Less than 1 percent of Earth’s water is drinkable. Removing salt and other minerals from our biggest available source of water—seawater—may help satisfy a growing global population thirsty for fresh water for drinking, farming, transportation, heating, cooling and industry. But desalination is an energy-intensive process, which concerns those wanting to expand its application.
Now, a team of experimentalists led by the Department of Energy’s Oak Ridge National Laboratory has demonstrated an energy-efficient desalination technology that uses a porous membrane made of strong, slim graphene—a carbon honeycomb one atom thick. The results are published in the March 23 advance online issue of Nature Nanotechnology.
“Our work is a proof of principle that demonstrates how you can desalinate saltwater using free-standing, porous graphene,” said Shannon Mark Mahurin of ORNL’s Chemical Sciences Division, who co-led the study with Ivan Vlassiouk in ORNL’s Energy and Transportation Science Division.
“It’s a huge advance,” said Vlassiouk, pointing out a wealth of water travels through the porous graphene membrane. “The flux through the current graphene membranes was at least an order of magnitude higher than [that through] state-of-the-art reverse osmosis polymeric membranes.”
Current methods for purifying water include distillation and reverse osmosis. Distillation, or heating a mixture to extract volatile components that condense, requires a significant amount of energy. Reverse osmosis, a more energy-efficient process that nonetheless requires a fair amount of energy, is the basis for the ORNL technology.
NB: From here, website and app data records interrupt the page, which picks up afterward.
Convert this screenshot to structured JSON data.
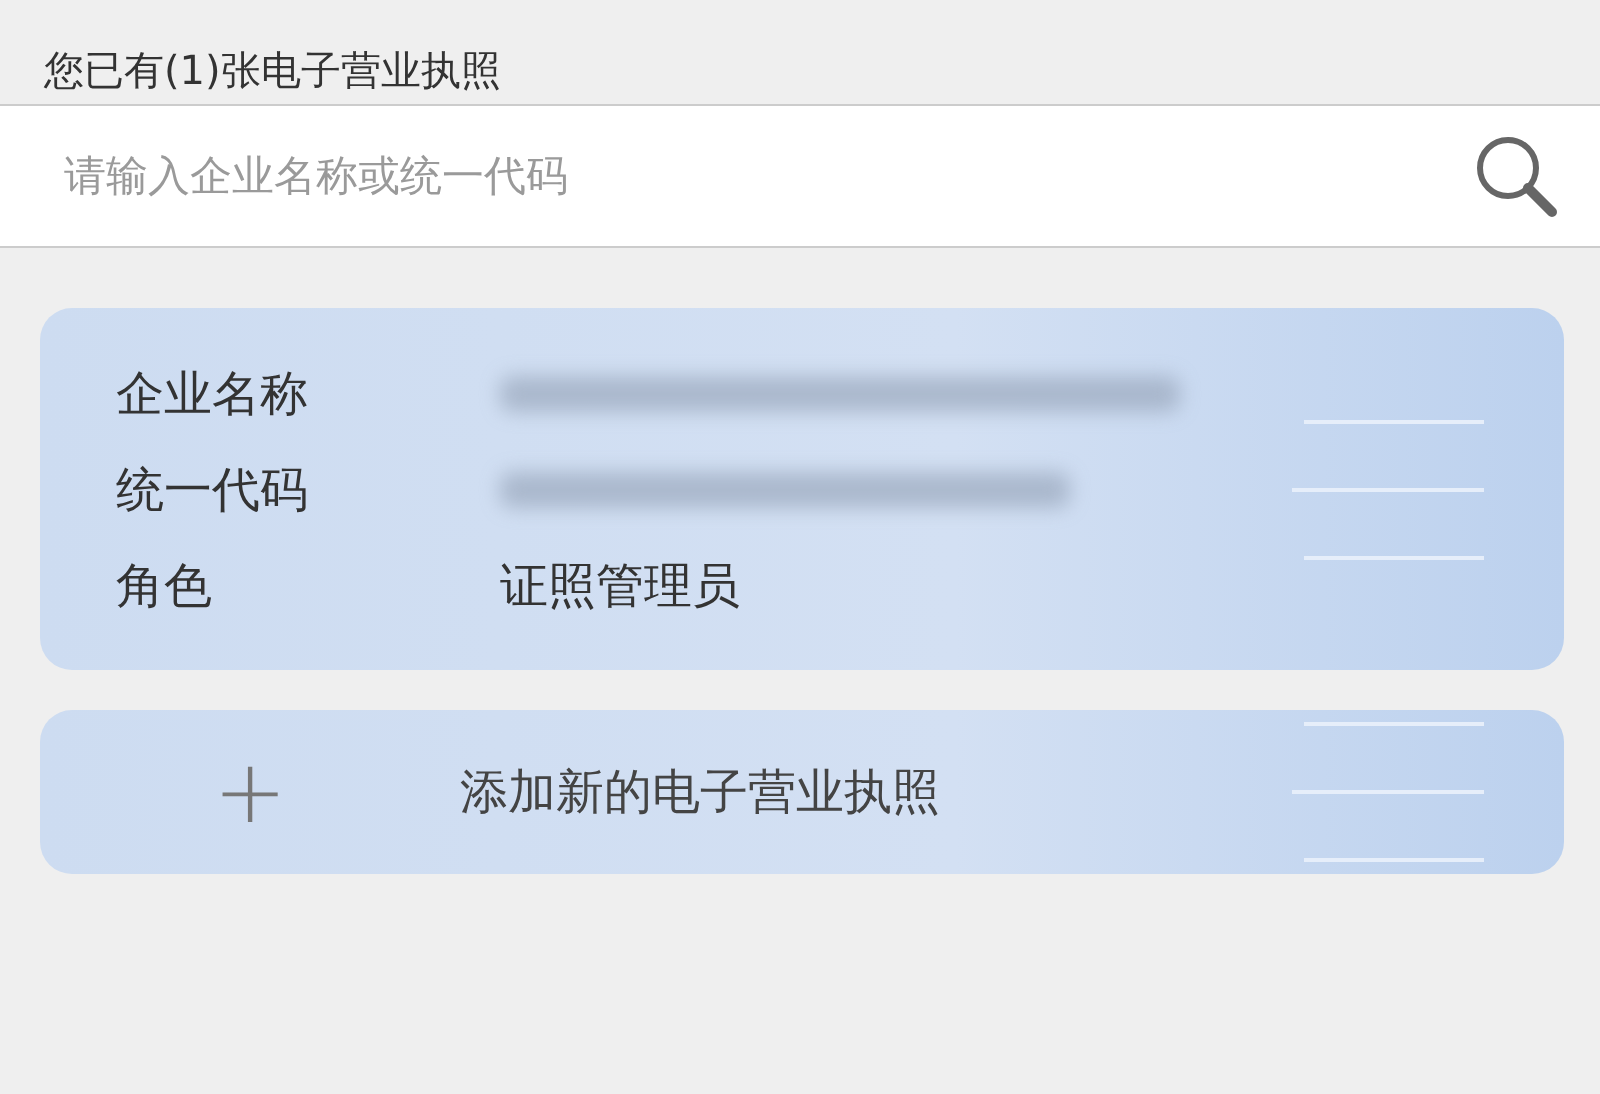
{
  "header": {
    "title": "您已有(1)张电子营业执照"
  },
  "search": {
    "placeholder": "请输入企业名称或统一代码"
  },
  "license_card": {
    "rows": [
      {
        "label": "企业名称",
        "kind": "blurred"
      },
      {
        "label": "统一代码",
        "kind": "blurred"
      },
      {
        "label": "角色",
        "kind": "text",
        "value": "证照管理员"
      }
    ]
  },
  "add_card": {
    "icon": "+",
    "label": "添加新的电子营业执照"
  }
}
Making pores in the graphene is key. Without these holes, water cannot travel from one side of the membrane to the other. The water molecules are simply too big to fit through graphene’s fine mesh. But poke holes in the mesh that are just the right size, and water molecules can penetrate. Salt ions, in contrast, are larger than water molecules and cannot cross the membrane. The porous membrane allows osmosis, or passage of a fluid through a semipermeable membrane into a solution in which the solvent is more concentrated.
“If you have saltwater on one side of a porous membrane and freshwater on the other, an osmotic pressure tends to bring the water back to the saltwater side. But if you overcome that, and you reverse that, and you push the water from the saltwater side to the freshwater side—that’s the reverse osmosis process,” Mahurin explained.
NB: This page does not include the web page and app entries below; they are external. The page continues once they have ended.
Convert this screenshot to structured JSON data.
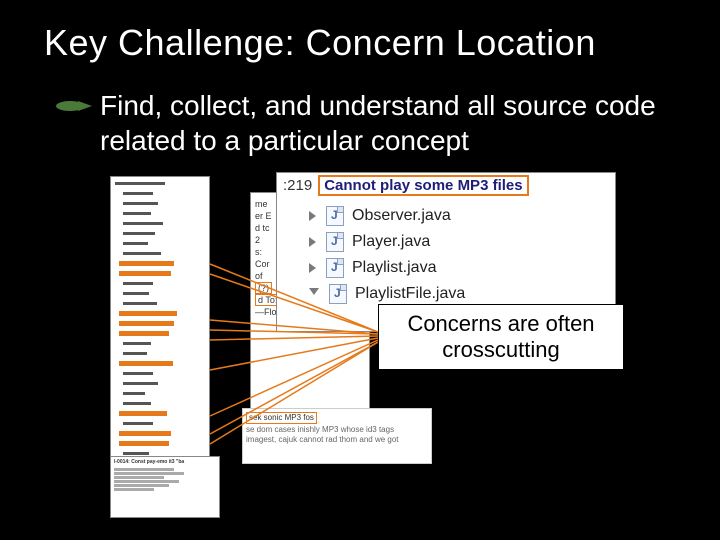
{
  "title": "Key Challenge: Concern Location",
  "bullet": "Find, collect, and understand all source code related to a particular concept",
  "bug": {
    "id": ":219",
    "title": "Cannot play some MP3 files"
  },
  "files": [
    {
      "name": "Observer.java"
    },
    {
      "name": "Player.java"
    },
    {
      "name": "Playlist.java"
    },
    {
      "name": "PlaylistFile.java"
    }
  ],
  "callout": "Concerns are often crosscutting",
  "mid_panel": {
    "lines": [
      "me",
      "er E",
      "d tc",
      "2",
      "s:",
      "Cor",
      "of",
      "s: (?)",
      "d To: (?)",
      "—Florat"
    ],
    "highlights": [
      "(?)",
      "d To: (?)"
    ]
  },
  "blur_panel": {
    "highlight": "sek sonic MP3 fos",
    "lines": [
      "se dom cases inishly MP3 whose id3 tags",
      "imagest, cajuk cannot rad thom and we got"
    ]
  },
  "bottom_panel_title": "I-0014: Const pay-emo it3 \"ba"
}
Today reverse-osmosis filters are typically polymers. A filter is thin and resides on a support. It takes significant pressure to push water from the saltwater side to the freshwater side. “If you can make the membrane more porous and thinner, you can increase the flux through the membrane and reduce the pressure requirements, within limits,” Mahurin said. “That all serves to reduce the amount of energy that it takes to drive the process.”
Graphene to the rescue
Graphene is only one-atom thick, yet flexible and strong. Its mechanical and chemical stabilities make it promising in membranes for separations. A porous graphene membrane could be more permeable than a polymer membrane, so separated water would drive faster through the membrane under the same conditions, the scientists reasoned. “If we can use this single layer of graphene, we could then increase the flux and reduce the membrane area to accomplish that same purification process,” Mahurin said.